(Work to be completed): Copy every record below, exactly as written.

(Data excerpts):
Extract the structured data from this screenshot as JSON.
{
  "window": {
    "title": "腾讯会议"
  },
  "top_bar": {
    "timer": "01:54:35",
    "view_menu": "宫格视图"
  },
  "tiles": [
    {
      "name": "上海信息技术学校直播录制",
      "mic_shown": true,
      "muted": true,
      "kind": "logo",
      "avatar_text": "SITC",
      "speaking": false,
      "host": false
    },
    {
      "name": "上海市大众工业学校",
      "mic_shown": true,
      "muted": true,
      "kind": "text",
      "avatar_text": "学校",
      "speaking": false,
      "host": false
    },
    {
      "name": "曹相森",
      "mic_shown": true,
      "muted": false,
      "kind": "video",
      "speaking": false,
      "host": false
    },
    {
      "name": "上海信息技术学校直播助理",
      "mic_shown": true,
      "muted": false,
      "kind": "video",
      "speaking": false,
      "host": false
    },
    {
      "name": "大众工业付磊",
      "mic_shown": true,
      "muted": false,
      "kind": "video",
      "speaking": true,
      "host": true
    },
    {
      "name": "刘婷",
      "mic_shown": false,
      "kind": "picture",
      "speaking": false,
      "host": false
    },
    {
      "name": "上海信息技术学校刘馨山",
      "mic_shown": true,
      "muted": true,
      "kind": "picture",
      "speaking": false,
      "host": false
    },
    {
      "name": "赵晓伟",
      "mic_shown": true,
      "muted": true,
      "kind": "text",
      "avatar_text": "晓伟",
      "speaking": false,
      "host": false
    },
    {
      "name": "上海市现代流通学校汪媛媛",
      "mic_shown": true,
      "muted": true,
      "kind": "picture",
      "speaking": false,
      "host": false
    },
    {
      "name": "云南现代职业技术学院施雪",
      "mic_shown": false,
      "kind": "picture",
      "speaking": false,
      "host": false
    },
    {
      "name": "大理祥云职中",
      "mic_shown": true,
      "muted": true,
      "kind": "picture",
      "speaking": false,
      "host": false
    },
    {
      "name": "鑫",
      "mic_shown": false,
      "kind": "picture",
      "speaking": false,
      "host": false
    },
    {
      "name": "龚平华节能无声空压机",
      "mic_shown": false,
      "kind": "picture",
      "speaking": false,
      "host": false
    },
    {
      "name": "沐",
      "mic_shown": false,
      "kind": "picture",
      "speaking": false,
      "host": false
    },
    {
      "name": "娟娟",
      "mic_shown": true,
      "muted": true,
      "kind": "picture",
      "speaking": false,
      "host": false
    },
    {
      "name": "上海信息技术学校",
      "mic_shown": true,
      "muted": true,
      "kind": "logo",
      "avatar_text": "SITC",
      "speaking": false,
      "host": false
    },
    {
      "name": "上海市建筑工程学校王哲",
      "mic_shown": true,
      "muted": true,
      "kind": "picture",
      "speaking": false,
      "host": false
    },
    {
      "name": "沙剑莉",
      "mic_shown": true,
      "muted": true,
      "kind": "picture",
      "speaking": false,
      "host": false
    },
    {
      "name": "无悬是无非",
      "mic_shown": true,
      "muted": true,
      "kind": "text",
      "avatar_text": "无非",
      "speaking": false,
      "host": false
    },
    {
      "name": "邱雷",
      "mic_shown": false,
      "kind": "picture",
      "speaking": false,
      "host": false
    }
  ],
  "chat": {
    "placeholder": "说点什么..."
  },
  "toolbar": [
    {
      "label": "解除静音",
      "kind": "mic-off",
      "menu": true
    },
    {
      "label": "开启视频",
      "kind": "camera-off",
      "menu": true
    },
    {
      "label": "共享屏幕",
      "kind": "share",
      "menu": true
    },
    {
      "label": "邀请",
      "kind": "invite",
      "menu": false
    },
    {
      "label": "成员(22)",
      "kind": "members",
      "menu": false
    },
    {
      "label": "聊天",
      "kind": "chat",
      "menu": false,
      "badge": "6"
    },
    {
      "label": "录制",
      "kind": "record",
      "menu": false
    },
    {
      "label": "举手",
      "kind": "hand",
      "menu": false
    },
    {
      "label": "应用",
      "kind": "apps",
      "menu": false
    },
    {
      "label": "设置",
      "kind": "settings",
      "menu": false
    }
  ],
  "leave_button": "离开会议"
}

(Response to the exercise):
Extract the structured data from this screenshot as JSON.
{
  "window": {
    "title": "腾讯会议"
  },
  "top_bar": {
    "timer": "01:54:35",
    "view_menu": "宫格视图"
  },
  "tiles": [
    {
      "name": "上海信息技术学校直播录制",
      "mic_shown": true,
      "muted": true,
      "kind": "logo",
      "avatar_text": "SITC",
      "speaking": false,
      "host": false
    },
    {
      "name": "上海市大众工业学校",
      "mic_shown": true,
      "muted": true,
      "kind": "text",
      "avatar_text": "学校",
      "speaking": false,
      "host": false
    },
    {
      "name": "曹相森",
      "mic_shown": true,
      "muted": false,
      "kind": "video",
      "speaking": false,
      "host": false
    },
    {
      "name": "上海信息技术学校直播助理",
      "mic_shown": true,
      "muted": false,
      "kind": "video",
      "speaking": false,
      "host": false
    },
    {
      "name": "大众工业付磊",
      "mic_shown": true,
      "muted": false,
      "kind": "video",
      "speaking": true,
      "host": true
    },
    {
      "name": "刘婷",
      "mic_shown": false,
      "kind": "picture",
      "speaking": false,
      "host": false
    },
    {
      "name": "上海信息技术学校刘馨山",
      "mic_shown": true,
      "muted": true,
      "kind": "picture",
      "speaking": false,
      "host": false
    },
    {
      "name": "赵晓伟",
      "mic_shown": true,
      "muted": true,
      "kind": "text",
      "avatar_text": "晓伟",
      "speaking": false,
      "host": false
    },
    {
      "name": "上海市现代流通学校汪媛媛",
      "mic_shown": true,
      "muted": true,
      "kind": "picture",
      "speaking": false,
      "host": false
    },
    {
      "name": "云南现代职业技术学院施雪",
      "mic_shown": false,
      "kind": "picture",
      "speaking": false,
      "host": false
    },
    {
      "name": "大理祥云职中",
      "mic_shown": true,
      "muted": true,
      "kind": "picture",
      "speaking": false,
      "host": false
    },
    {
      "name": "鑫",
      "mic_shown": false,
      "kind": "picture",
      "speaking": false,
      "host": false
    },
    {
      "name": "龚平华节能无声空压机",
      "mic_shown": false,
      "kind": "picture",
      "speaking": false,
      "host": false
    },
    {
      "name": "沐",
      "mic_shown": false,
      "kind": "picture",
      "speaking": false,
      "host": false
    },
    {
      "name": "娟娟",
      "mic_shown": true,
      "muted": true,
      "kind": "picture",
      "speaking": false,
      "host": false
    },
    {
      "name": "上海信息技术学校",
      "mic_shown": true,
      "muted": true,
      "kind": "logo",
      "avatar_text": "SITC",
      "speaking": false,
      "host": false
    },
    {
      "name": "上海市建筑工程学校王哲",
      "mic_shown": true,
      "muted": true,
      "kind": "picture",
      "speaking": false,
      "host": false
    },
    {
      "name": "沙剑莉",
      "mic_shown": true,
      "muted": true,
      "kind": "picture",
      "speaking": false,
      "host": false
    },
    {
      "name": "无悬是无非",
      "mic_shown": true,
      "muted": true,
      "kind": "text",
      "avatar_text": "无非",
      "speaking": false,
      "host": false
    },
    {
      "name": "邱雷",
      "mic_shown": false,
      "kind": "picture",
      "speaking": false,
      "host": false
    }
  ],
  "chat": {
    "placeholder": "说点什么..."
  },
  "toolbar": [
    {
      "label": "解除静音",
      "kind": "mic-off",
      "menu": true
    },
    {
      "label": "开启视频",
      "kind": "camera-off",
      "menu": true
    },
    {
      "label": "共享屏幕",
      "kind": "share",
      "menu": true
    },
    {
      "label": "邀请",
      "kind": "invite",
      "menu": false
    },
    {
      "label": "成员(22)",
      "kind": "members",
      "menu": false
    },
    {
      "label": "聊天",
      "kind": "chat",
      "menu": false,
      "badge": "6"
    },
    {
      "label": "录制",
      "kind": "record",
      "menu": false
    },
    {
      "label": "举手",
      "kind": "hand",
      "menu": false
    },
    {
      "label": "应用",
      "kind": "apps",
      "menu": false
    },
    {
      "label": "设置",
      "kind": "settings",
      "menu": false
    }
  ],
  "leave_button": "离开会议"
}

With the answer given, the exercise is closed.